All the information we just mentioned is calculated at what we call JIT-time. This is the first pass that results in a tree of functions, which are then executed at the actual run-time. To illustrate, one may imagine each AST node of the program being replaced by a function like so:
a + b; // after JIT opAdd(env -> env.getLocal(0), env -> env.getLocal(1))
The sneakily introduced
env is the environment of a function. When a function is called, it creates a new environment. That environment mostly manages local variables in an array. In our example above, the JIT determined that variable
a has slot 0 and variable
b has slot 1. Getting their values is then a cheap array access operation.
The general theme here is to do as much work as possible during JIT-time, so we don't have to do that work at run-time. After JIT-time has created the run-time functions, we can discard most of the information used during JIT-time (unless we are in debugger-mode, but more on that later). What we end up with is "just some functions", and executing these is quite fast.
So how fast is it?
Alright, let's pull up the initial table and add eval:
Eval does well with strings, allocation and structural access (of fields, enum values etc.). Anonymous objects can be faster than class instances because they don't require a constructor call to be evaluated.
What does this mean for me?
If you are a mere user of macros, all this really means is that the macros you use should run a bit faster. For macro developers, some eval-specific information might be interesting:
- The target name is
#if evalholds in both macros and --interp mode. As before,
#if macroholds in macro mode.
Stringis implemented as a rope.
- Maps are implemented as OCaml Hashtbl instances and provide reasonable performance.
- Anonymous objects are implemented as instances, similar to classes. Field access on them for known fields is O(1). Fields that are added later are stored in an overflow map and are accessed at O(log(N)).
- By default, the interpreter does not record a stack trace. This allows some optimizations which provide a significant speed-up in some cases. While developing a macro, one may want to define
-D eval-stackin order to get reliable stack traces.
- The interpreter supports per-function timers by defining
-D eval-times.

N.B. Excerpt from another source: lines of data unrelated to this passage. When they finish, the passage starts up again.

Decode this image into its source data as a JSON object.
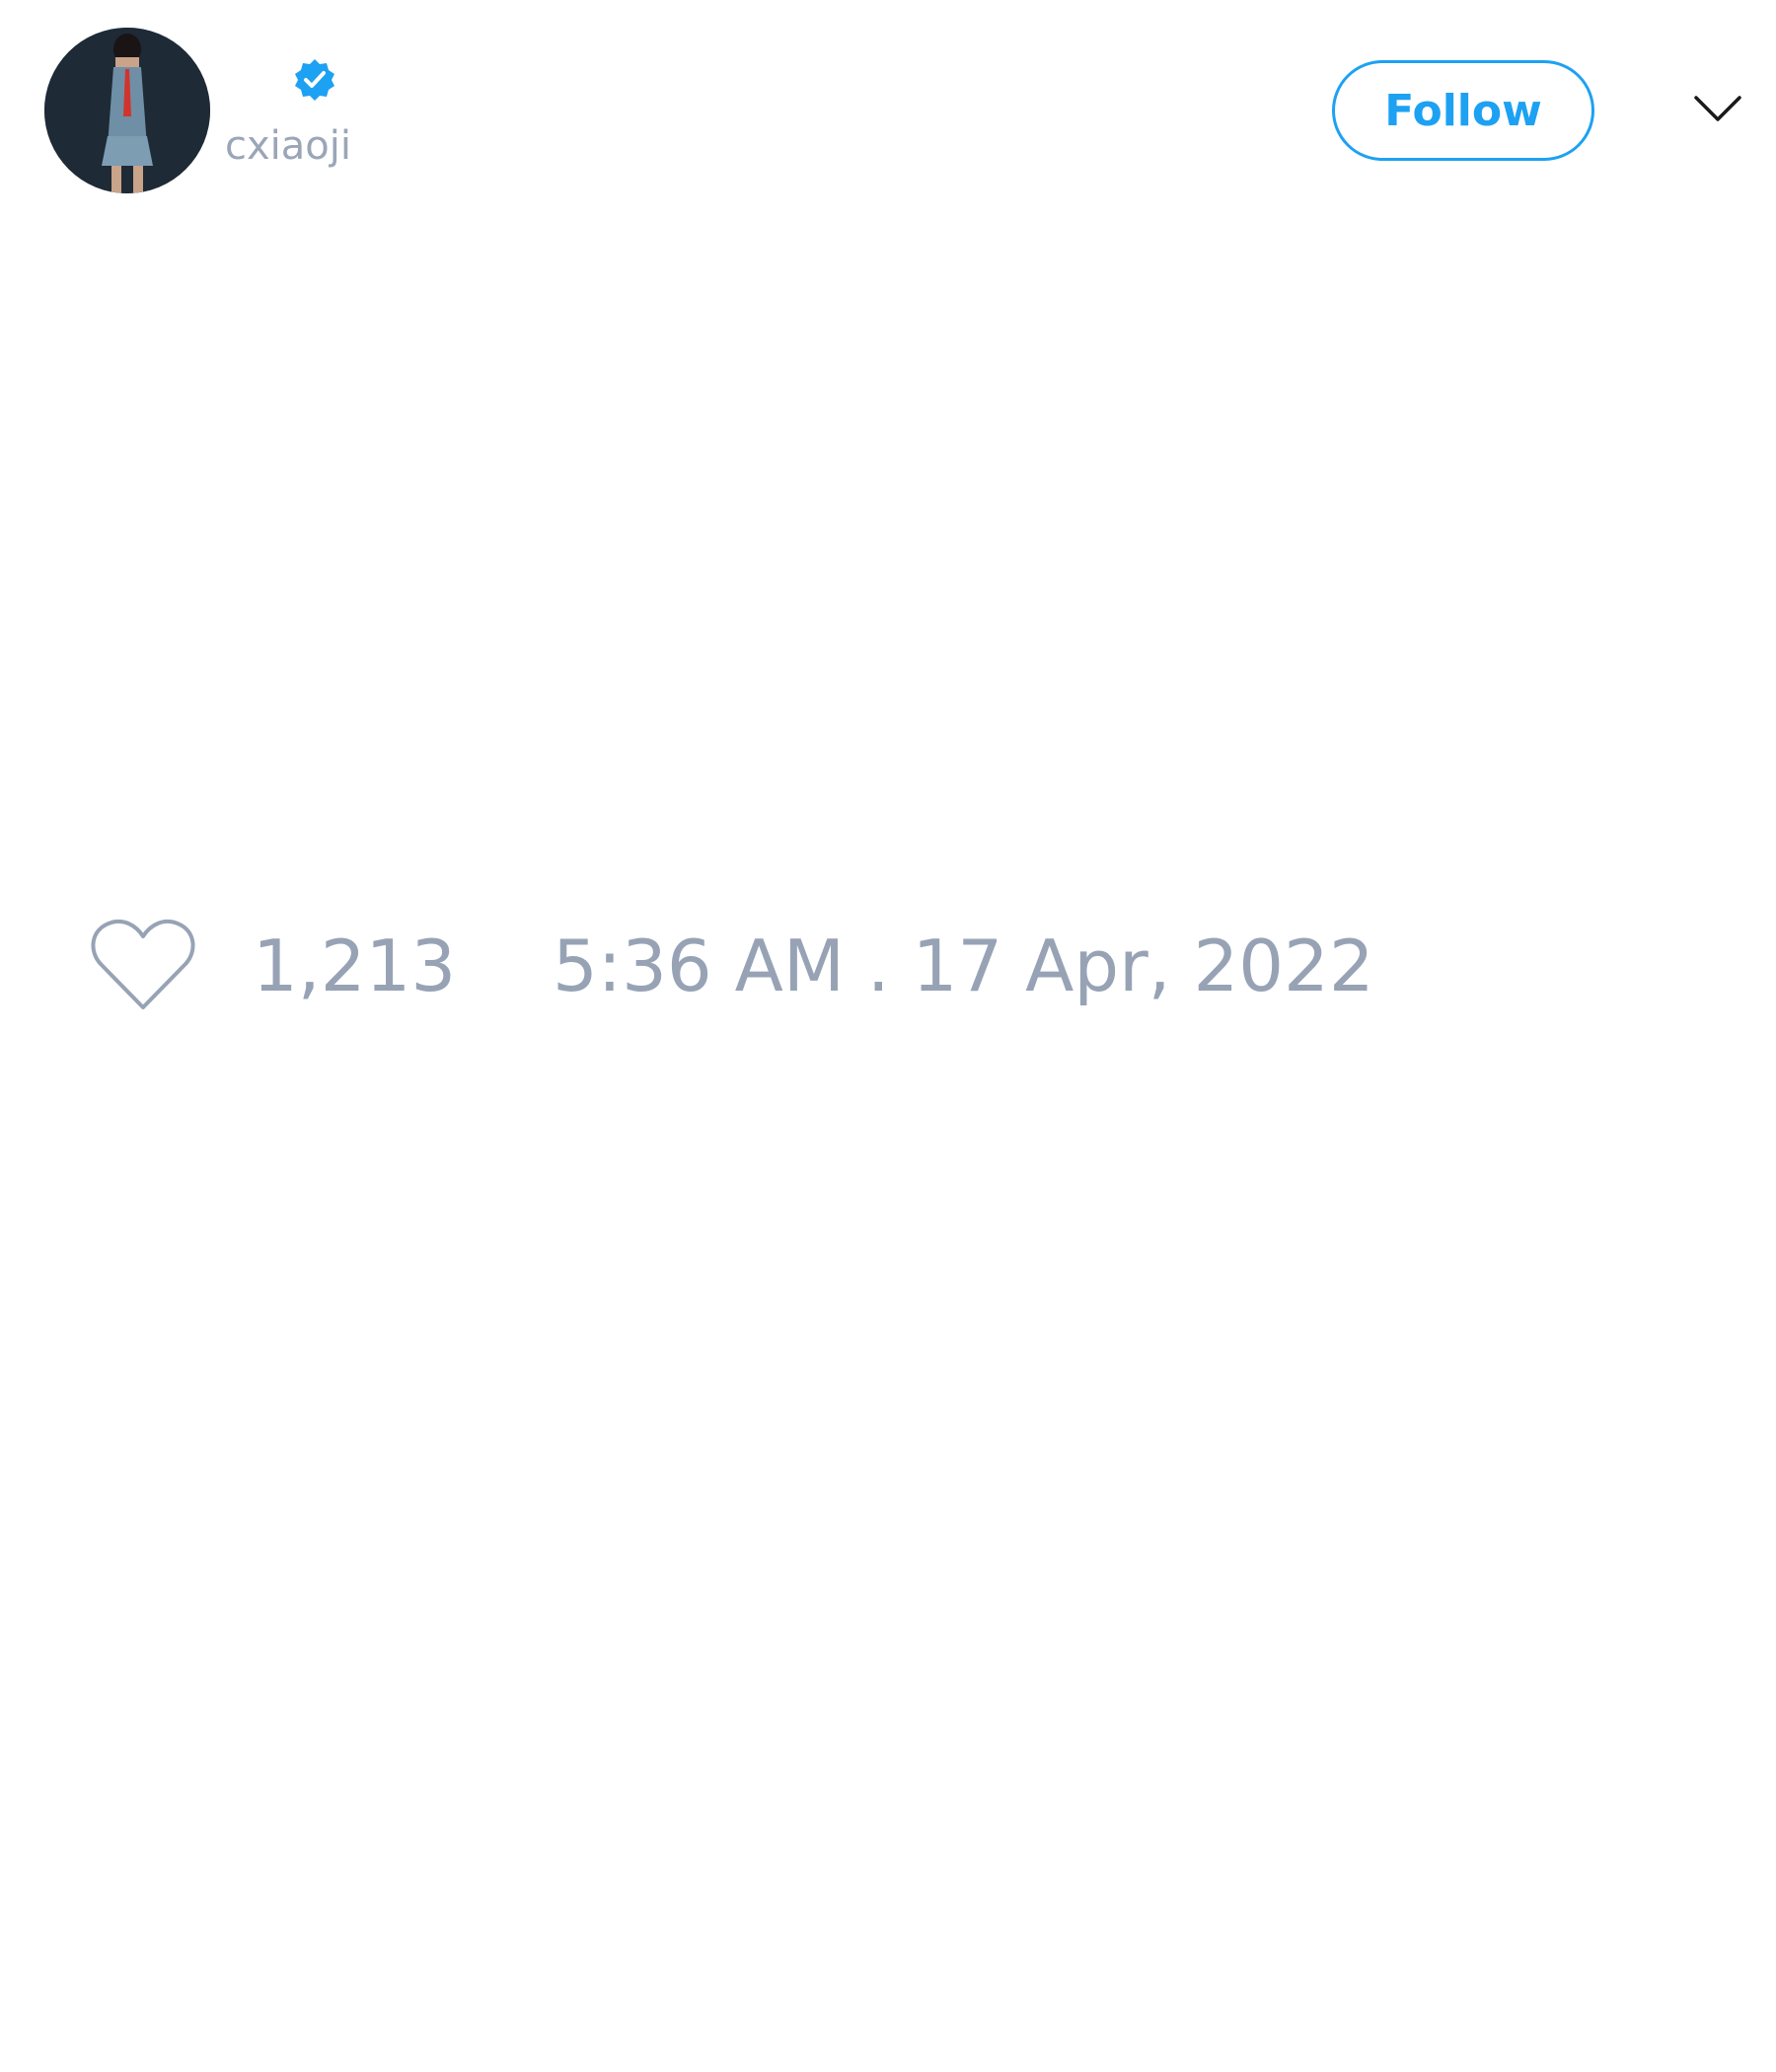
{
  "header": {
    "avatar_icon": "avatar-photo",
    "verified_icon": "verified-badge-icon",
    "handle": "cxiaoji",
    "follow_label": "Follow",
    "menu_icon": "chevron-down-icon"
  },
  "footer": {
    "like_icon": "heart-icon",
    "like_count": "1,213",
    "timestamp": "5:36 AM . 17 Apr, 2022"
  },
  "colors": {
    "accent": "#1da1f2",
    "muted_text": "#97a3b5",
    "background": "#ffffff"
  }
}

This, in combination with
--times, gives an accurate measure of where most of the run-time is spent. Note that this flag makes compilation overall significantly slower.
- There is debugger support by defining
-D eval-debugger. More on that later!
- The old interpreter did not care about constructs like
untyped __js__unless it would actually execute. Eval is going to fail on that during its JIT stage, which requires some additional conditional compilation in these cases.